To Lotus F1 Racing boss Tony Fernandes, the future of F1 looks brighter than ever. Talking with journalists at the Lotus launch, Fernandes described a market in Asia that F1 has only just begun to scratch. Admitting that the majority of revenue for the sport derives from European locations, support and attendance Fernandes is adamant that Asia will become more interested in the open-wheel racing series than ever before.
â€œI joked to Bernie [Ecclestone], â€˜When you really have a global sport, Silverstone will be a night race, because you will have one billion people watching in Asia.â€™
What is fueling Fernandes’s optimism? A combination of elements that he suggests are positioning F1 for a financial and locational revolution:
â€œI see the fact that some of the silly spending that has gone on is going to end. And so if the revenue goes up and the costs go down, you get a real opportunity.â€
â€œThe revenue theyâ€™re getting is really primarily from Europe â€“ North America still hasnâ€™t really worked yet, and Asia is a huge potential market in which F1 has hardly scratched the surface.â€
Understanding that Lotus F1 Racing is funded by the Malaysian government is something to consider when feeling warm about reduced costs in F1. Teams such as USF1 and Campos Meta are allegedly struggling for survival in the same economic crunch that Lotus F1 Racing faces and yet Fernandes was able to hire drivers Jarno Trulli and Heikki Kovalainen who are no doubt paid drivers instead of pay-to-driver options.
Ultimately Lotus F1 Racing says it has a different approach to F1. Sponsors have long been the model of revenue for teams and yet Fernandes says that model is and must change.
â€œWe already have got some, weâ€™re just crossing the â€˜tâ€™s and dotting the â€˜iâ€™s,â€ he predicted.
â€œI always said that weâ€™re running this as a business, not as an ego trip.
â€œI think the traditional sponsorship model is not going to be there for ever, so our business model â€“ as you will see over the next few months â€“ is not based just on having stickers on the car.
â€œWe have a very strong brand that we think we will be able to monetise, so weâ€™re very confident in our ability to get the right sponsorship level to give Mike [Gascoyne], Heikki [Kovalainen] and Jarno [Trulli] a good car.
â€œWeâ€™re not worried about that at all, and over the next two to three months you will see sponsors coming in.
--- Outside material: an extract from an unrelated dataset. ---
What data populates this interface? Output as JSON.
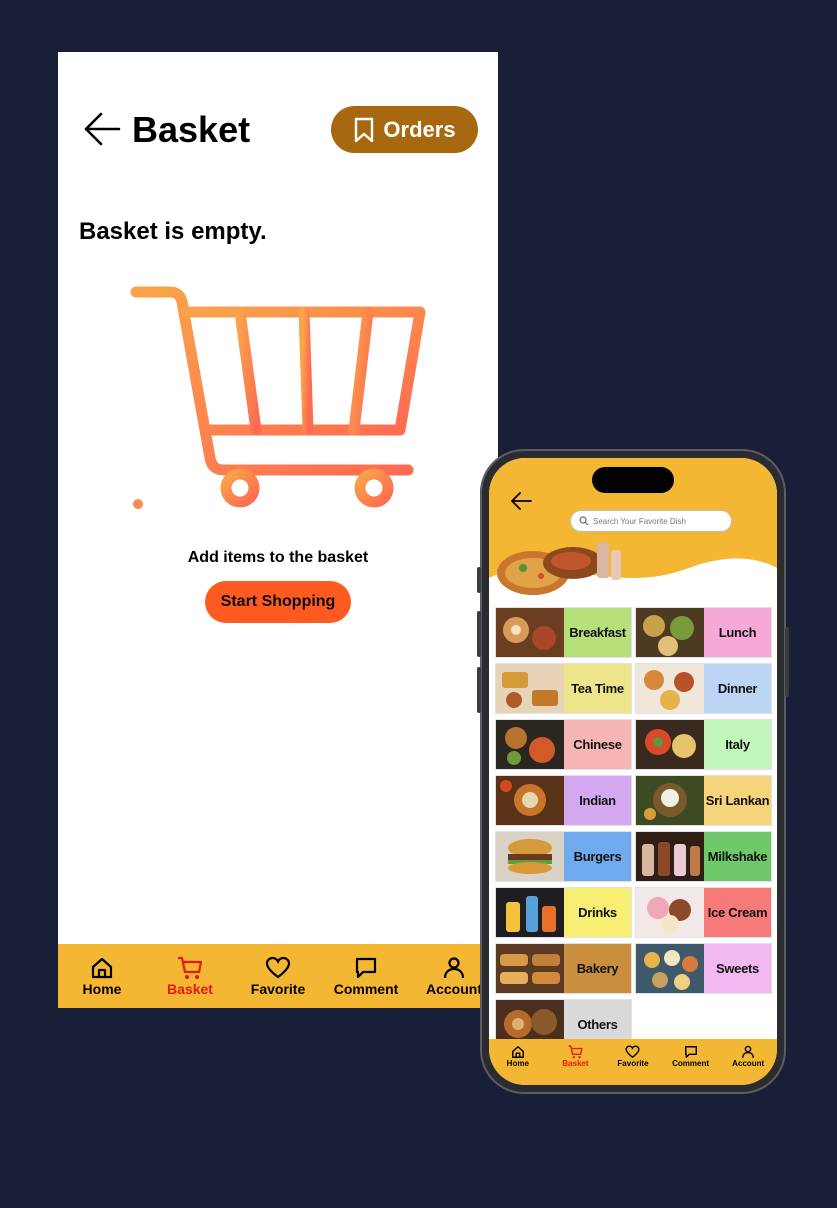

â€œBut thatâ€™s not the be-all-and-end-all of what weâ€™re about, and there are many other revenue streams that weâ€™re going to [tap].â€
As Lotus F1 Racing is not directly tie to nor owned by Proton, parent company of the Lotus road car, there are no cars to sell on Monday or potential cross-breeding of road car technology derived from the Lotus F1 Racing program. No manufacturer to keep happy and peddle its wares via global marketing through racing. Mercedes, Ferrari and Renault are certainly in a different position.
So what is Lotus F1 Racing selling? Branding? Virgin Racing’s Richard Branson certainly understands that business as well as Red Bull Racing’s Dietrich Mateschitz but where does Lotus F1 Racing fit in that model? Capitalizing on the romanticism and historic nature of the Chapman-era Lotus may be the one obvious brand but what other opportunities exist for Fernandes in Asia with the name of a historic marque? Do new Asian fans of F1 have near the love and romantic association with Lotus as Europeans?